Grundtvig began his translation of the sagas on a wave of high enthusiasm. But as the years multiplied, the interest of his supporters waned and he himself wearied of the task. He began, besides, to doubt his ability to resurrect the heroic dead in such a manner that they could revive the dropping spirit of the living.
In a welcome to Ingemann, on his return from a tour abroad, he expresses the hope that the poet will now devote his gifts to a reincarnation of his country's old heroes. He himself has tried to do this. |He has made armor, shields and swords for them of saga's steel, and borrowed horses for them from the ancient bards, but he has no cloth fit for the coats of such elegant knights nor feathers beautiful enough to adorn their helmets. He can sound a challenge but has no voice for singing; he can ring a bell but can not play the lute.| In other words, he can depict the thoughts and ideals of the old heroes but lacks the poetical ability to recreate them as living personalities -- a remarkably true estimate of his own limitations.

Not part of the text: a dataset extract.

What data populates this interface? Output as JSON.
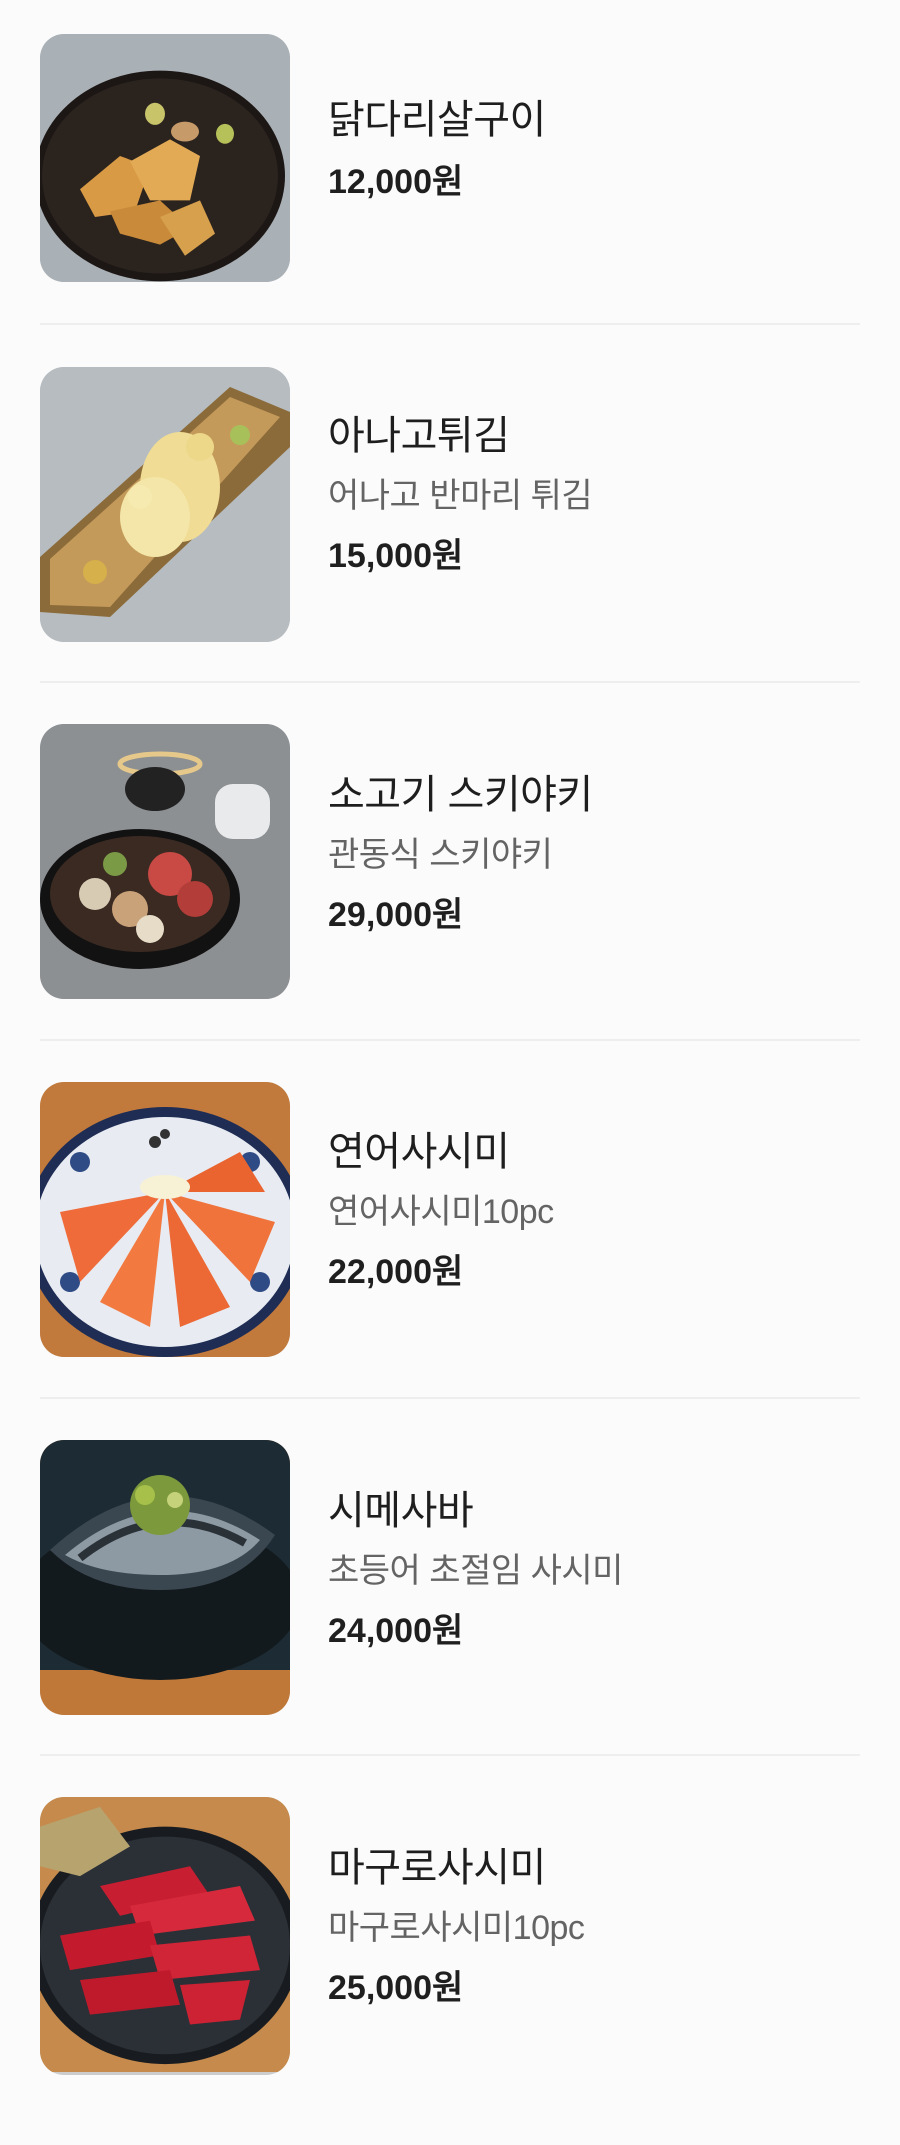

The discovery that his translation of the sagas was not accomplishing its intended purpose, and a growing apprehension that the written word was, perhaps, impotent to revive the spiritual life of his people, engendered in him an increasing wish to leave |the mount of the dead| and re-enter the world of the living. His economic circumstances also necessitated a change. In 1818 he had married Elizabeth Blicher, the daughter of a brother pastor, and he found it well nigh impossible to support his wife and growing family on the meager returns from his writings and a small pension which the government allowed him for his work with the sagas.
Spurred by these reasons, he applied for almost every vacancy in the church, even the smallest, and, in 1821, succeeded in obtaining an appointment to the pastorate at Prastø, a small city on the south-eastern shores of Sjælland.
Grundtvig was well satisfied with his new charge. He was kindly received by his congregation; the city was quite close to his beloved Udby, and his mother still lived there. |In the loveliest surroundings my eyes have ever seen and among a friendly people,| he writes, |my strength soon revived so that I could continue my literary work and even complete my wearisome translation of the sagas.|
An incident is related from his work at Prastø which throws a somewhat revealing light upon his ability as a pastor. At his only confirmation service there, the confirmants, we are told, wept so that he had to pause several times in his address to them in order to let them regain their composure. Since he was always quite objective in his preaching and heartily disbelieved in the usual revival methods, the incident illustrates his rare ability to profoundly stir even the less mature of his hearers by his objective presentation of the Gospel. Even his bitterest enemies could not deny the evident effectiveness of his ministry in every charge he served.
His work at Prastø was, however, of brief duration. In 1822, less than two years after his installation, he received and accepted a call as assistant pastor at Our Savior's Church in Copenhagen, thus attaining his long deferred wish for a pulpit in the capital.